App and web page records

|---|

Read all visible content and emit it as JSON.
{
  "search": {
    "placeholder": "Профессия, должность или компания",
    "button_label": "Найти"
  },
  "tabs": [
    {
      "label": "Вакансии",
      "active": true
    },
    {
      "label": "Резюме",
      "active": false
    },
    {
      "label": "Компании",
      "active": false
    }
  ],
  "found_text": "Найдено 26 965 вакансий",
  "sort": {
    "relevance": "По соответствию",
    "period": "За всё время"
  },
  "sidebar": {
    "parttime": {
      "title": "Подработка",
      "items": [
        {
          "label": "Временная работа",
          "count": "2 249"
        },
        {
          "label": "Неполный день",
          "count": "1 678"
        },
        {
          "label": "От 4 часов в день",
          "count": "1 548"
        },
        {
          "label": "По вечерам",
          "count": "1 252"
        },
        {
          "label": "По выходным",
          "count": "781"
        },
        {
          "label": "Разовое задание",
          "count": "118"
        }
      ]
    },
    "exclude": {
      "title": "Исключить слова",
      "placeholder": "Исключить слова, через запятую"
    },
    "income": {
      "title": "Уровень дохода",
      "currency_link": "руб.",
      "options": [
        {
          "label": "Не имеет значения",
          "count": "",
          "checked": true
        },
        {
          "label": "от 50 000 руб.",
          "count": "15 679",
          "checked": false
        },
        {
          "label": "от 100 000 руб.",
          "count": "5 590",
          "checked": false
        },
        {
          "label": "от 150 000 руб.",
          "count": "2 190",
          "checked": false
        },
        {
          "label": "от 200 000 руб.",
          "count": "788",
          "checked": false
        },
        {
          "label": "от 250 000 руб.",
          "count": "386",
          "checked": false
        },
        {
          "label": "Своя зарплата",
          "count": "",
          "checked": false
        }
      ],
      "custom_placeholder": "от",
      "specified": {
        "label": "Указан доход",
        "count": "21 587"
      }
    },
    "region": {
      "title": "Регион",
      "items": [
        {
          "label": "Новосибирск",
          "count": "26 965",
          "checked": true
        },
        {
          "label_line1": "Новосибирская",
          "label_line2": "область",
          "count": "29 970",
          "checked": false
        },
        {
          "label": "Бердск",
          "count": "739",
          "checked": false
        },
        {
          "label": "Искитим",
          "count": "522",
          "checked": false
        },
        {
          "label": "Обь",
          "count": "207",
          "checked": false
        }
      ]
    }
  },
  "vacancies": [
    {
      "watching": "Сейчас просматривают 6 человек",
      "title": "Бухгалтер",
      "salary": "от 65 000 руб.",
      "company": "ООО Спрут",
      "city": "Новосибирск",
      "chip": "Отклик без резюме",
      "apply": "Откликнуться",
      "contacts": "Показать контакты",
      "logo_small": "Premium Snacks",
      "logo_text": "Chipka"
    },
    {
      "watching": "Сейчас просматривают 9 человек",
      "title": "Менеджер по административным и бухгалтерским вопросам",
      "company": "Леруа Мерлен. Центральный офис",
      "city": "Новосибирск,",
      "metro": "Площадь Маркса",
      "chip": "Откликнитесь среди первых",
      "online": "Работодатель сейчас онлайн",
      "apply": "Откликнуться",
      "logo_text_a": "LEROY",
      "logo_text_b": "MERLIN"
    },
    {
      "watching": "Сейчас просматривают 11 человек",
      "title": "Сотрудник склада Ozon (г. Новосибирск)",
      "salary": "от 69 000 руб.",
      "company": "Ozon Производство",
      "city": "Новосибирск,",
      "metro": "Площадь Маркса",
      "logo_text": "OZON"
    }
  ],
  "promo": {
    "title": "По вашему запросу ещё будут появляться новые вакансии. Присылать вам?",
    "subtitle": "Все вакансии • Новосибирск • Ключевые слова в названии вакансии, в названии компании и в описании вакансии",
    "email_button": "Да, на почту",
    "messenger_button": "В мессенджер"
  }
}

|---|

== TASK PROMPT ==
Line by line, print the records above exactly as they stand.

== EXPECTED ANSWER ==
Read all visible content and emit it as JSON.
{
  "search": {
    "placeholder": "Профессия, должность или компания",
    "button_label": "Найти"
  },
  "tabs": [
    {
      "label": "Вакансии",
      "active": true
    },
    {
      "label": "Резюме",
      "active": false
    },
    {
      "label": "Компании",
      "active": false
    }
  ],
  "found_text": "Найдено 26 965 вакансий",
  "sort": {
    "relevance": "По соответствию",
    "period": "За всё время"
  },
  "sidebar": {
    "parttime": {
      "title": "Подработка",
      "items": [
        {
          "label": "Временная работа",
          "count": "2 249"
        },
        {
          "label": "Неполный день",
          "count": "1 678"
        },
        {
          "label": "От 4 часов в день",
          "count": "1 548"
        },
        {
          "label": "По вечерам",
          "count": "1 252"
        },
        {
          "label": "По выходным",
          "count": "781"
        },
        {
          "label": "Разовое задание",
          "count": "118"
        }
      ]
    },
    "exclude": {
      "title": "Исключить слова",
      "placeholder": "Исключить слова, через запятую"
    },
    "income": {
      "title": "Уровень дохода",
      "currency_link": "руб.",
      "options": [
        {
          "label": "Не имеет значения",
          "count": "",
          "checked": true
        },
        {
          "label": "от 50 000 руб.",
          "count": "15 679",
          "checked": false
        },
        {
          "label": "от 100 000 руб.",
          "count": "5 590",
          "checked": false
        },
        {
          "label": "от 150 000 руб.",
          "count": "2 190",
          "checked": false
        },
        {
          "label": "от 200 000 руб.",
          "count": "788",
          "checked": false
        },
        {
          "label": "от 250 000 руб.",
          "count": "386",
          "checked": false
        },
        {
          "label": "Своя зарплата",
          "count": "",
          "checked": false
        }
      ],
      "custom_placeholder": "от",
      "specified": {
        "label": "Указан доход",
        "count": "21 587"
      }
    },
    "region": {
      "title": "Регион",
      "items": [
        {
          "label": "Новосибирск",
          "count": "26 965",
          "checked": true
        },
        {
          "label_line1": "Новосибирская",
          "label_line2": "область",
          "count": "29 970",
          "checked": false
        },
        {
          "label": "Бердск",
          "count": "739",
          "checked": false
        },
        {
          "label": "Искитим",
          "count": "522",
          "checked": false
        },
        {
          "label": "Обь",
          "count": "207",
          "checked": false
        }
      ]
    }
  },
  "vacancies": [
    {
      "watching": "Сейчас просматривают 6 человек",
      "title": "Бухгалтер",
      "salary": "от 65 000 руб.",
      "company": "ООО Спрут",
      "city": "Новосибирск",
      "chip": "Отклик без резюме",
      "apply": "Откликнуться",
      "contacts": "Показать контакты",
      "logo_small": "Premium Snacks",
      "logo_text": "Chipka"
    },
    {
      "watching": "Сейчас просматривают 9 человек",
      "title": "Менеджер по административным и бухгалтерским вопросам",
      "company": "Леруа Мерлен. Центральный офис",
      "city": "Новосибирск,",
      "metro": "Площадь Маркса",
      "chip": "Откликнитесь среди первых",
      "online": "Работодатель сейчас онлайн",
      "apply": "Откликнуться",
      "logo_text_a": "LEROY",
      "logo_text_b": "MERLIN"
    },
    {
      "watching": "Сейчас просматривают 11 человек",
      "title": "Сотрудник склада Ozon (г. Новосибирск)",
      "salary": "от 69 000 руб.",
      "company": "Ozon Производство",
      "city": "Новосибирск,",
      "metro": "Площадь Маркса",
      "logo_text": "OZON"
    }
  ],
  "promo": {
    "title": "По вашему запросу ещё будут появляться новые вакансии. Присылать вам?",
    "subtitle": "Все вакансии • Новосибирск • Ключевые слова в названии вакансии, в названии компании и в описании вакансии",
    "email_button": "Да, на почту",
    "messenger_button": "В мессенджер"
  }
}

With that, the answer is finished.